Encyclopedia.com gives you the ability to cite reference entries and articles according to common styles from the Modern Language Association (MLA), The Chicago Manual of Style, and the American Psychological Association (APA).
Within the “Cite this article” tool, pick a style to see how all available information looks when formatted according to that style. Then, copy and paste the text into your bibliography or works cited list.
Because each style has its own formatting nuances that evolve over time and not all information is available for every reference entry or article, Encyclopedia.com cannot guarantee each citation it generates. Therefore, it’s best to use Encyclopedia.com citations as a starting point before checking the style against your school or publication’s requirements and the most-recent information available at these sites:
Modern Language Association
The Chicago Manual of Style
American Psychological Association
- Most online reference entries and articles do not have page numbers. Therefore, that information is unavailable for most Encyclopedia.com content. However, the date of retrieval is often important. Refer to each style’s convention regarding the best way to format page numbers and retrieval dates.
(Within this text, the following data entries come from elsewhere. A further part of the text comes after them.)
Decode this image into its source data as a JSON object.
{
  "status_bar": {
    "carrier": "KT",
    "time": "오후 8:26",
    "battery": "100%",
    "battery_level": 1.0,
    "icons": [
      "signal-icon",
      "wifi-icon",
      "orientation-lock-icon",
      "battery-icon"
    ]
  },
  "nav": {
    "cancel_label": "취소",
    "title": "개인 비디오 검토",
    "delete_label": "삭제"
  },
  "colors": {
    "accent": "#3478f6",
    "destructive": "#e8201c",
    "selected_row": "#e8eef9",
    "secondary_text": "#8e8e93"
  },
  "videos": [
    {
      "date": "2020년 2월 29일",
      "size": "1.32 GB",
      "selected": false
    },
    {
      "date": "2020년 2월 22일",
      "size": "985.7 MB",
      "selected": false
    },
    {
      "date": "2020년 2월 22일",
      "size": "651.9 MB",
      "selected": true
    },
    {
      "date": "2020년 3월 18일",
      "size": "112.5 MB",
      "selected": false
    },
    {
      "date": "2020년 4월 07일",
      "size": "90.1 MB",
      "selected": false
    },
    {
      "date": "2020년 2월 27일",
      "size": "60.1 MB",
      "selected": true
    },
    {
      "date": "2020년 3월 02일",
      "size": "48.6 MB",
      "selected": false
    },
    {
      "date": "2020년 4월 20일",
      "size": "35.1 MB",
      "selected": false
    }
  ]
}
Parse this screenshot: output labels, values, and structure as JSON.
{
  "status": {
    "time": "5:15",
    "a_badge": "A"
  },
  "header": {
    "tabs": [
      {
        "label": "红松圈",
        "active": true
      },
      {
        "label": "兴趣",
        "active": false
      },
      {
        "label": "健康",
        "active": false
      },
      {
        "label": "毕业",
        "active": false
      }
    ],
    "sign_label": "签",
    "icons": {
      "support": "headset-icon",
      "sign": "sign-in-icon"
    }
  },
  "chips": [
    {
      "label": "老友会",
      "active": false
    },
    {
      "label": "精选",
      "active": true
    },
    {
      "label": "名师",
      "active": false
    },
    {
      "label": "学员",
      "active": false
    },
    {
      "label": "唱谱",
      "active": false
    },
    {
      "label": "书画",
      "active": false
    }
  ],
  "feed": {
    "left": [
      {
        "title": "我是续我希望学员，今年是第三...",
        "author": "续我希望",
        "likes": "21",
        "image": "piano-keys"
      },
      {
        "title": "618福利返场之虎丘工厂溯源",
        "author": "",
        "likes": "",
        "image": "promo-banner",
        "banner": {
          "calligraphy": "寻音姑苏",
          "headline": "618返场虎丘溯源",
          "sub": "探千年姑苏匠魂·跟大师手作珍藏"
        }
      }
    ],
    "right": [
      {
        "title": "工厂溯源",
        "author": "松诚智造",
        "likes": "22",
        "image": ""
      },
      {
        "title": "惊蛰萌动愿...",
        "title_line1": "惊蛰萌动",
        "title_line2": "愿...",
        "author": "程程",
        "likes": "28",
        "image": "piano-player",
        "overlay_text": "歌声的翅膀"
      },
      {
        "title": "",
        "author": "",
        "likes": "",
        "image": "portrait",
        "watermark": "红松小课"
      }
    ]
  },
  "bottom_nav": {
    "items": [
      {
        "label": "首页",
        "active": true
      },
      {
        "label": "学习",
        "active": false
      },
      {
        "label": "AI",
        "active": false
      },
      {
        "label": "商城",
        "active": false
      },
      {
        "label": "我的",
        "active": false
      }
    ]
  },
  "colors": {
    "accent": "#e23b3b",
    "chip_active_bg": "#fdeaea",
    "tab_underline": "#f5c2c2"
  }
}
- In addition to the MLA, Chicago, and APA styles, your school, university, publication, or institution may have its own requirements for citations. Therefore, be sure to refer to those guidelines when editing your bibliography or works cited list.